There’s never a need for boring small talk with these statement pieces on your wall.
From roaming textures to daring layers, these made-in-Savannah masterpieces will give your guests more than a few reasons to gab. Compiled by Maggie Harney
“We Ebb, We Flow”
By Shea Slemmer
Oil on linen, 72” x 48”
With layered compositions and color hierarchy, Shea’s inspired pieces draw attention to detail and the harmony of a palette scheme. “There’s no preconceived idea of what the painting will look like,” remarks Shea. “It just works itself out until it’s done.” From color complements to compositional “happy accidents,” Shea’s work exhibits that elusive je ne sais quoi that great art is so successful at; creating tension and interest that never tires after repeated admiration. “I want something that’s got enough to grab your attention but I don’t want the viewer to find a problem. It’s a push and pull.” It is, indeed.
Cow vertebrae, wool roving, cotton, 7” x 12”
Memory and emotion are at the heart of Christian’s tactile wall hangings, which combine natural elements from animal bones and plant fibers to tie in the feel of nostalgia of decades gone by. “I like using pastel colors, a lot of orange mixed with creams, and playing off their effect to get a vintage feel,” explains Christian. “I’m very inspired by the 1950s through 1970s aspect of life.” From exploring with positive and negative effects to constructing great volume, it’s about pushing beyond the boundary of the loom frame and achieving a look that grabs you from the wall. “I’m all about texture, it’s very important to me.” For this work, feel free to reach out and touch.
Available at ShopSCAD.
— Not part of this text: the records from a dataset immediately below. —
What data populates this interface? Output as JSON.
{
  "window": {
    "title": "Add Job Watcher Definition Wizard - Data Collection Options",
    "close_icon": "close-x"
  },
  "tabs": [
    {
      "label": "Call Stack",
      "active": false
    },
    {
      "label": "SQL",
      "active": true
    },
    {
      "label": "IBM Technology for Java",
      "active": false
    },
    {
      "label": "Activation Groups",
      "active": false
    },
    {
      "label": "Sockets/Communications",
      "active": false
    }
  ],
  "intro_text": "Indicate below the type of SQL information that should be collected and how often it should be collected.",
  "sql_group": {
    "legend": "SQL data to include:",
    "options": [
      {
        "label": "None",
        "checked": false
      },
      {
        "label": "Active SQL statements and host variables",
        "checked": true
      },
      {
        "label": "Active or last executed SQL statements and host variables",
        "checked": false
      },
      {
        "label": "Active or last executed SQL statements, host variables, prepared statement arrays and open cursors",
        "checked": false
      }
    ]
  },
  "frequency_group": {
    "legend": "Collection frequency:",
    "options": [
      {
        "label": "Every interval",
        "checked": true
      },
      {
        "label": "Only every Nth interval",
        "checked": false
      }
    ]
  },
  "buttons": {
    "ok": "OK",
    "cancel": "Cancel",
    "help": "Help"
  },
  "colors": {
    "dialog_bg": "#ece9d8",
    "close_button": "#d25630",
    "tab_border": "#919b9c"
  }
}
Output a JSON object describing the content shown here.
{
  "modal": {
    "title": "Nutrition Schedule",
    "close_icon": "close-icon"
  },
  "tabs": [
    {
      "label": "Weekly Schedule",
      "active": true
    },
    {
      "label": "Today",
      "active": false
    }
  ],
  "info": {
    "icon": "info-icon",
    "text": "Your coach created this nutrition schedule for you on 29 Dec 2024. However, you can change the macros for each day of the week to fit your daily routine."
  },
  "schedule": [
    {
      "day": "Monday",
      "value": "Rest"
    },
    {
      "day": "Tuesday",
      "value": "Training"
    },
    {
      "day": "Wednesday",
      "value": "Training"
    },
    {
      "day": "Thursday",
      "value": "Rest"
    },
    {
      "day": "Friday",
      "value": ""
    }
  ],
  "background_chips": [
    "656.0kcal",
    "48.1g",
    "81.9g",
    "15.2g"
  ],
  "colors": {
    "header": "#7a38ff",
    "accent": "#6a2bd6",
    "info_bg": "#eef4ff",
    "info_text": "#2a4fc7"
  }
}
Mixed Media sculpture, 34” x 24” x 28”
Marcus’s work is one that stares back and dares you to consider its underlying commentary on culture and individuality. “I began using taxidermy in my work … to speak to the larger question of what it means to be human, a complete and unique creature.” Crashing beyond the confinement of labels, this piece challenges by asking the viewer what it means to be authentic in a homogenized world. “I often think of myself and the rest of humans as animals. And yet, we tend to think of other animals in a generic sense,” the artist notes. “In creating my sculptures, I imagine a personality for each, and in doing so, I make choices as to how they would personally choose to express themselves.”